The men pretended to be high-ranking military officers, who were deployed overseas

ST. LOUIS — Three St. Louis men have been charged with scamming women all over the country out of thousands of dollars in cash and electronics.

A federal grand jury indicted 41-year-old Ovuoke Frank Ofikoro, 27-year-old Bonmene Sibe, and 27-year-old Trenice Hassel Wednesday, according to a press release from U.S. Attorney Jeff Jensen's office.

Ofikoro and Sibe face several charges, which include conspiracy to defraud, mail fraud, and aggravated identity theft, the release said. Sibe and Hassel face charges of making false statements to a federal agency.

Between May 2019 and July 2020, Ofikoro, Sibe, and other individuals ran a scam in which they pretended to be high-ranking military officials who were deployed overseas, according to court documents. They preyed on women between 45 and 82 years old.
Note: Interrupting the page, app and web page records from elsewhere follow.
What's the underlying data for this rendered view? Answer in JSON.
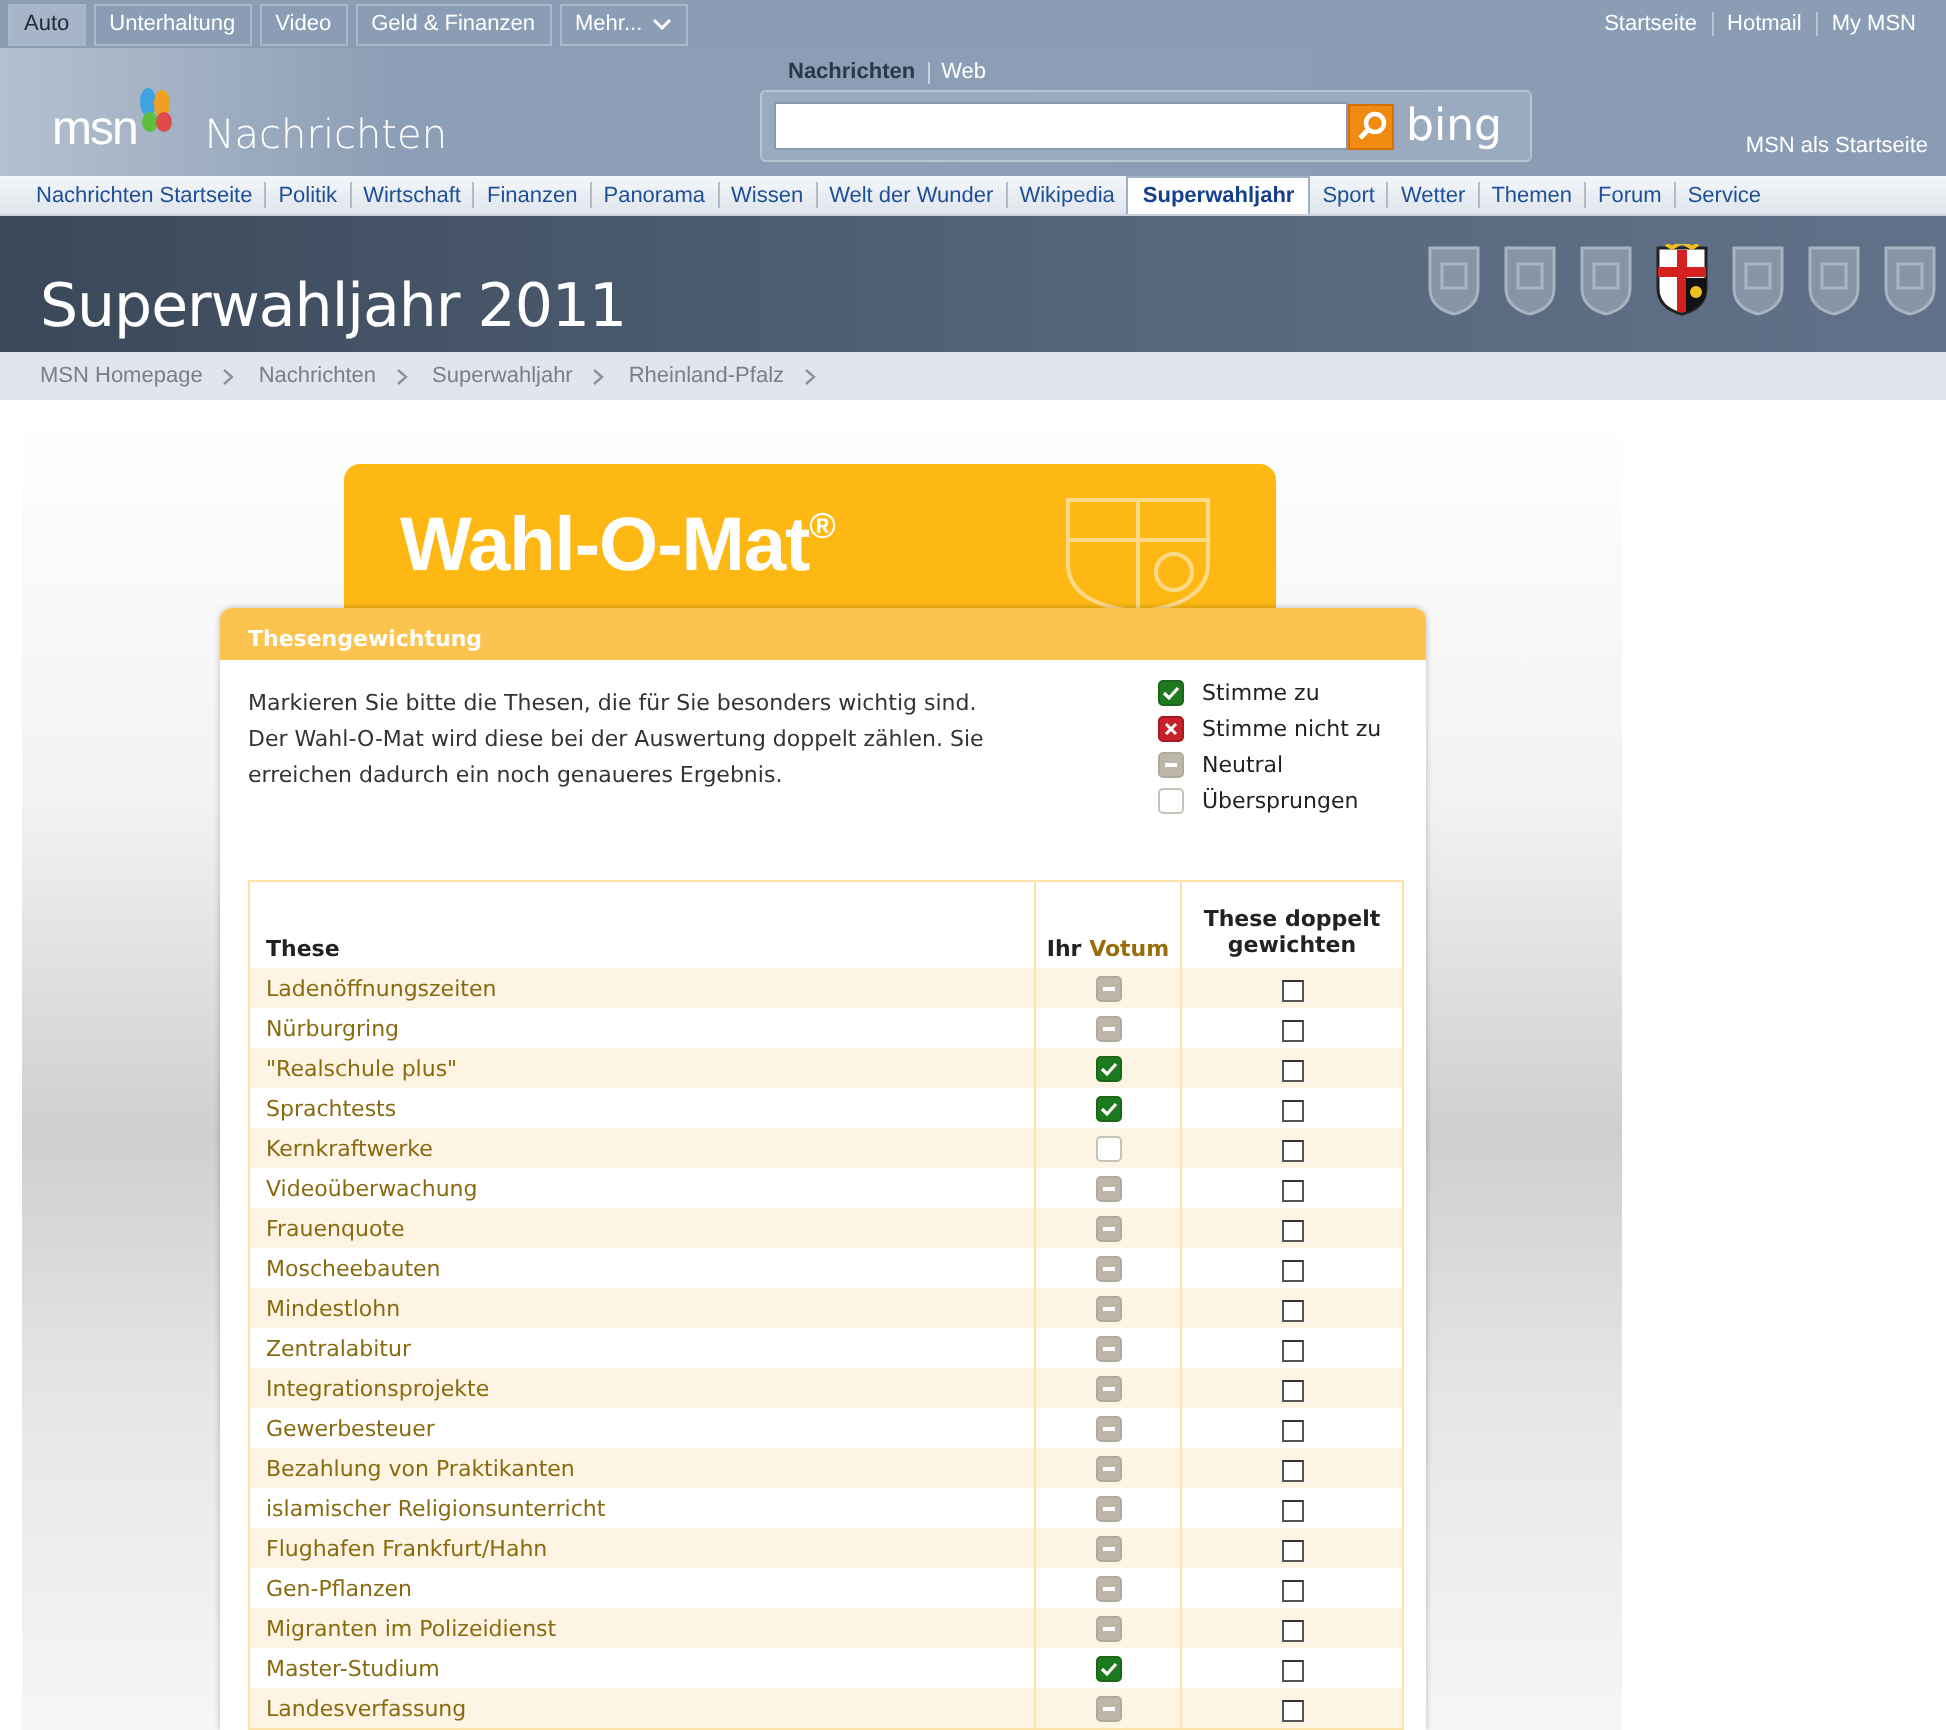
{
  "top_bar": {
    "tabs": [
      {
        "label": "Auto",
        "selected": true
      },
      {
        "label": "Unterhaltung",
        "selected": false
      },
      {
        "label": "Video",
        "selected": false
      },
      {
        "label": "Geld & Finanzen",
        "selected": false
      },
      {
        "label": "Mehr...",
        "selected": false,
        "kind": "menu"
      }
    ],
    "links": [
      "Startseite",
      "Hotmail",
      "My MSN"
    ]
  },
  "header": {
    "logo": "msn",
    "section": "Nachrichten",
    "search_tabs": [
      {
        "label": "Nachrichten",
        "selected": true
      },
      {
        "label": "Web",
        "selected": false
      }
    ],
    "search_brand": "bing",
    "homepage_link": "MSN als Startseite"
  },
  "nav": [
    {
      "label": "Nachrichten Startseite",
      "selected": false
    },
    {
      "label": "Politik",
      "selected": false
    },
    {
      "label": "Wirtschaft",
      "selected": false
    },
    {
      "label": "Finanzen",
      "selected": false
    },
    {
      "label": "Panorama",
      "selected": false
    },
    {
      "label": "Wissen",
      "selected": false
    },
    {
      "label": "Welt der Wunder",
      "selected": false
    },
    {
      "label": "Wikipedia",
      "selected": false
    },
    {
      "label": "Superwahljahr",
      "selected": true
    },
    {
      "label": "Sport",
      "selected": false
    },
    {
      "label": "Wetter",
      "selected": false
    },
    {
      "label": "Themen",
      "selected": false
    },
    {
      "label": "Forum",
      "selected": false
    },
    {
      "label": "Service",
      "selected": false
    }
  ],
  "banner": {
    "title": "Superwahljahr 2011",
    "emblems": [
      {
        "selected": false
      },
      {
        "selected": false
      },
      {
        "selected": false
      },
      {
        "selected": true
      },
      {
        "selected": false
      },
      {
        "selected": false
      },
      {
        "selected": false
      }
    ]
  },
  "breadcrumb": [
    "MSN Homepage",
    "Nachrichten",
    "Superwahljahr",
    "Rheinland-Pfalz"
  ],
  "card": {
    "title": "Wahl-O-Mat$^{®}$"
  },
  "dialog": {
    "title": "Thesengewichtung",
    "intro": "Markieren Sie bitte die Thesen, die für Sie besonders wichtig sind. Der Wahl-O-Mat wird diese bei der Auswertung doppelt zählen. Sie erreichen dadurch ein noch genaueres Ergebnis.",
    "legend": [
      {
        "kind": "agree",
        "label": "Stimme zu"
      },
      {
        "kind": "disagree",
        "label": "Stimme nicht zu"
      },
      {
        "kind": "neutral",
        "label": "Neutral"
      },
      {
        "kind": "skipped",
        "label": "Übersprungen"
      }
    ],
    "columns": [
      {
        "label": "These"
      },
      {
        "label": "Ihr",
        "accent": "Votum"
      },
      {
        "label": "These doppelt gewichten"
      }
    ],
    "rows": [
      {
        "these": "Ladenöffnungszeiten",
        "kind": "neutral",
        "checked": false
      },
      {
        "these": "Nürburgring",
        "kind": "neutral",
        "checked": false
      },
      {
        "these": "\"Realschule plus\"",
        "kind": "agree",
        "checked": false
      },
      {
        "these": "Sprachtests",
        "kind": "agree",
        "checked": false
      },
      {
        "these": "Kernkraftwerke",
        "kind": "skipped",
        "checked": false
      },
      {
        "these": "Videoüberwachung",
        "kind": "neutral",
        "checked": false
      },
      {
        "these": "Frauenquote",
        "kind": "neutral",
        "checked": false
      },
      {
        "these": "Moscheebauten",
        "kind": "neutral",
        "checked": false
      },
      {
        "these": "Mindestlohn",
        "kind": "neutral",
        "checked": false
      },
      {
        "these": "Zentralabitur",
        "kind": "neutral",
        "checked": false
      },
      {
        "these": "Integrationsprojekte",
        "kind": "neutral",
        "checked": false
      },
      {
        "these": "Gewerbesteuer",
        "kind": "neutral",
        "checked": false
      },
      {
        "these": "Bezahlung von Praktikanten",
        "kind": "neutral",
        "checked": false
      },
      {
        "these": "islamischer Religionsunterricht",
        "kind": "neutral",
        "checked": false
      },
      {
        "these": "Flughafen Frankfurt/Hahn",
        "kind": "neutral",
        "checked": false
      },
      {
        "these": "Gen-Pflanzen",
        "kind": "neutral",
        "checked": false
      },
      {
        "these": "Migranten im Polizeidienst",
        "kind": "neutral",
        "checked": false
      },
      {
        "these": "Master-Studium",
        "kind": "agree",
        "checked": false
      },
      {
        "these": "Landesverfassung",
        "kind": "neutral",
        "checked": false
      }
    ]
  }
}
Investigators said they believe Ofikoro and Sibe worked with others in enticing the women to send money and electronic equipment to St. Louis area post office boxes from other states, including Hawaii, Illinois, Utah, Mississippi, Maryland, and Florida. 

The value of the currency and equipment mailed through the U.S. Postal Service had a combined value of more than $500,000. Some of the shipments contained as much as $50,000 in currency. Ofikoro and Sibe transferred some of the funds received to accounts of financial institutions in Nigeria.

Credit: KSDK

"In particular, these romance scams often succeed against elderly victims who have lost partners or have been isolated due to the pandemic,” said U.S. Attorney Jeff Jensen in the release. 

“Making matters worse, elderly victims are frequently unwilling to discuss financial matters with children and are too embarrassed to report their losses to law enforcement. We need to be vigilant and watch for red flags, including increased use of internet messaging services; frequent trips to banks and post offices; abnormal requests for money; and increased secrecy.”

Hassel assisted the conspirators in using the name of B.M. to fraudulently open one of the St. Louis post office boxes that Ofikoro, Sibe, and the others use in the scheme.

RELATED: 7 Missourians fall victim to nationwide Ponzi scheme, secretary of state says

If convicted, the violations of conspiracy to defraud and mail fraud carry a maximum penalty of 20 years in prison and a $250,000 fine, the release said. The violation of making false statements carries a maximum penalty of five years in prison and a $250,000 fine. For the violation of aggravated identity theft, Ofikoro and Sibe face a mandatory two-year sentence that will be run consecutive to any other term of imprisonment imposed. Restitution is also mandatory.

The United States Postal Inspection Service and the FBI are investigating this case. 

"Romance scams prey on people's vulnerabilities and cost victims almost half a billion dollars a year," said Special Agent in Charge Richard Quinn of the FBI St. Louis Division. "If you meet someone online and the person asks you for money, question whether this could be a romance scam. There's nothing romantic about being swindled out of your life's savings."